Please copy all of the entries exactly, but drop every picture.

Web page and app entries
---------------

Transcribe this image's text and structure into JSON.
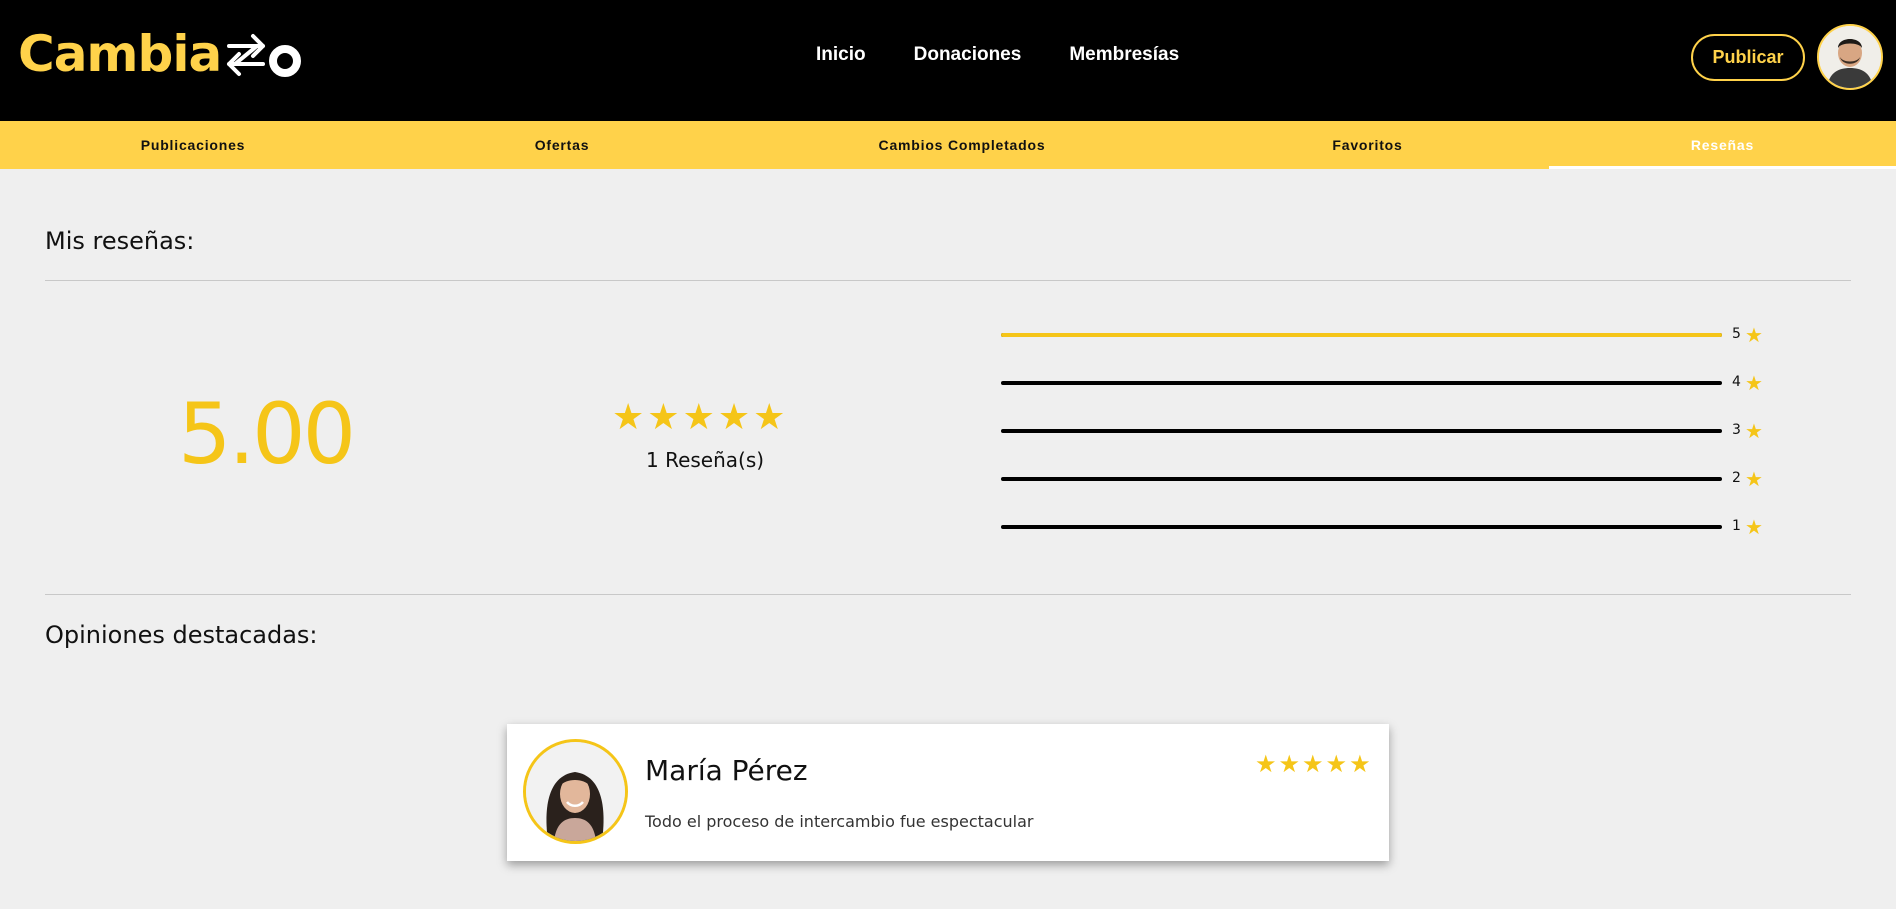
{
  "brand": {
    "name": "Cambia",
    "accent": "#ffd24a",
    "star_color": "#f5c518"
  },
  "nav": {
    "items": [
      {
        "label": "Inicio"
      },
      {
        "label": "Donaciones"
      },
      {
        "label": "Membresías"
      }
    ],
    "publish_label": "Publicar"
  },
  "tabs": [
    {
      "label": "Publicaciones",
      "active": false
    },
    {
      "label": "Ofertas",
      "active": false
    },
    {
      "label": "Cambios Completados",
      "active": false
    },
    {
      "label": "Favoritos",
      "active": false
    },
    {
      "label": "Reseñas",
      "active": true
    }
  ],
  "reviews": {
    "title": "Mis reseñas:",
    "average": "5.00",
    "stars": 5,
    "count_label": "1 Reseña(s)",
    "distribution": [
      {
        "stars": "5",
        "fraction": 1.0
      },
      {
        "stars": "4",
        "fraction": 0.0
      },
      {
        "stars": "3",
        "fraction": 0.0
      },
      {
        "stars": "2",
        "fraction": 0.0
      },
      {
        "stars": "1",
        "fraction": 0.0
      }
    ]
  },
  "featured": {
    "title": "Opiniones destacadas:",
    "items": [
      {
        "name": "María Pérez",
        "text": "Todo el proceso de intercambio fue espectacular",
        "stars": 5
      }
    ]
  }
}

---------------

*Task result*:
Transcribe this image's text and structure into JSON.
{
  "brand": {
    "name": "Cambia",
    "accent": "#ffd24a",
    "star_color": "#f5c518"
  },
  "nav": {
    "items": [
      {
        "label": "Inicio"
      },
      {
        "label": "Donaciones"
      },
      {
        "label": "Membresías"
      }
    ],
    "publish_label": "Publicar"
  },
  "tabs": [
    {
      "label": "Publicaciones",
      "active": false
    },
    {
      "label": "Ofertas",
      "active": false
    },
    {
      "label": "Cambios Completados",
      "active": false
    },
    {
      "label": "Favoritos",
      "active": false
    },
    {
      "label": "Reseñas",
      "active": true
    }
  ],
  "reviews": {
    "title": "Mis reseñas:",
    "average": "5.00",
    "stars": 5,
    "count_label": "1 Reseña(s)",
    "distribution": [
      {
        "stars": "5",
        "fraction": 1.0
      },
      {
        "stars": "4",
        "fraction": 0.0
      },
      {
        "stars": "3",
        "fraction": 0.0
      },
      {
        "stars": "2",
        "fraction": 0.0
      },
      {
        "stars": "1",
        "fraction": 0.0
      }
    ]
  },
  "featured": {
    "title": "Opiniones destacadas:",
    "items": [
      {
        "name": "María Pérez",
        "text": "Todo el proceso de intercambio fue espectacular",
        "stars": 5
      }
    ]
  }
}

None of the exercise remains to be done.